Project Mechanisms of Genetic Epilepsies

Basic data

Title:
Mechanisms of Genetic Epilepsies
Duration:
25/08/2016 to 25/08/2016
Abstract / short description:
Epilepsy is a common, severe and disabling condition with a major disease burden worldwide. Despite many available treatment options, the seizures are not well controlled in one third of all patients with epilepsy. Gene discovery and first functional analyses of genetic defects have been a major driver to unravel epileptogenic mechanisms in the last 20 years and have brought about the first personalized treatment options. However, most of the genetic alterations underlying epilepsy are still unknown and the development of novel treatment strategies for pharmacoresistant patients is largely hampered by our insufficient understanding of the underlying mechanisms. This project therefore aims to take research on genetic epilepsies to the next level by addressing (i) the ‘missing heritability’ of so far undetected genetic defects including both very rare mutations and complex inheritance patterns, (ii) the detailed mechanisms linking disease-relevant mutations to functional changes in neuronal networks that finally produce epileptic seizures in vivo, and (iii) the potential of the acquired knowledge to improve diagnostics and explore novel therapeutic possibilities.
The project will be focused on two genetically related epilepsy entities with a high heritability (>80%), which are not due to any structural brain lesions: (a) rare epileptic encephalopathies (EE), characterized by severe epilepsy of early childhood with developmental delay and intellectual disability (ID), and (b) common genetic (idiopathic) generalized epilepsies (GGE), including classical absence and other generalized epilepsy subtypes. We will use advanced technologies ranging from new analysis tools applied to the largest genome-wide datasets worldwide (approximately 7000 GWAS and 6000 whole exome datasets from GGE patients, and >2000 whole exome datasets of EE patient-parent trios) to unprecedented in situ and in vivo studies to unravel the complex dysfunction of neuronal networks in genetic animal models using optogenetic manipulation and 2-photon imaging. This approach is supposed to not only identify a large number of further epilepsy genes but enable the link from genetic findings to a deeper understanding of their pathophysiology, and identification of a limited number of distinct disease pathways with respective appropriate treatment options.
Most of the involved groups and external partners know each other well from previous collaborations so that this project builds on existing common infrastructures, including data repositories, analysis tools and genetic animal models. The proposed project will capitalize on this structural framework and develop new exciting connections between the research groups. All groups will be tightly linked by using a common pool of data, models and techniques and working collaboratively on the same aforementioned goals. The Research Unit will be unique in its composition linking high-end genetics and physiological studies from molecules to systems, and from gene to function and therapy. Concerning its international standing, the unit will consolidate a crucial German and Luxembourg contribution to epilepsy genetics and mechanisms worldwide. We will foster exchange of knowledge and personnel between internal groups and with external partners and develop specific elements of graduate training attached to existing graduate schools in our centres, so that we anticipate a significant added value for this Research Unit from both a scientific and a structural long-term perspective.
Keywords:
genetics
Genetik
Epilepsies
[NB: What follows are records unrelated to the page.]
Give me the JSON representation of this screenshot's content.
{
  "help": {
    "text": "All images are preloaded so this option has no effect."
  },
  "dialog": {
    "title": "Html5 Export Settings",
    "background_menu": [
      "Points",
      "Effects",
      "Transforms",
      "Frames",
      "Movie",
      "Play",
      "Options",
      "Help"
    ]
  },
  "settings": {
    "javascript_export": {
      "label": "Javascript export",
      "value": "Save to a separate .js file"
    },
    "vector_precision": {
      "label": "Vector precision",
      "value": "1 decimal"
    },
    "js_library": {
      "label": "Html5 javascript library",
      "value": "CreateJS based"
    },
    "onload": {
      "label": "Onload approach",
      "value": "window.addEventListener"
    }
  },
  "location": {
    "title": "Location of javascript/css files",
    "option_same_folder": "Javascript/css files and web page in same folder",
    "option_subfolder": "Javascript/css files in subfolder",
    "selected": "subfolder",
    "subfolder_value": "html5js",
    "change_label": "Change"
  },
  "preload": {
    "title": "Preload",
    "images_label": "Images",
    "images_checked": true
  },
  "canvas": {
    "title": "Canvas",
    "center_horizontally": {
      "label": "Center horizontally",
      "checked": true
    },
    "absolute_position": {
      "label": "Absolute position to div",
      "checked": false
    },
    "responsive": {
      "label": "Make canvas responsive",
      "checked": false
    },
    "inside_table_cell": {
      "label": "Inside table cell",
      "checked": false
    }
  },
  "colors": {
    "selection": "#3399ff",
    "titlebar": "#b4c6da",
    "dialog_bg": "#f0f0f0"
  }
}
Involved staff

Managers

University Department of Neurology
Hospitals and clinical institutes, Faculty of Medicine

Contact persons

University Department of Neurology
Hospitals and clinical institutes, Faculty of Medicine

Local organizational units

Department of Neurology with Focus on Neurodegenerative Disorders
University Department of Neurology
Hospitals and clinical institutes, Faculty of Medicine

Funders

Stuttgart, Baden-Württemberg, Germany
Help

will be deleted permanently. This cannot be undone.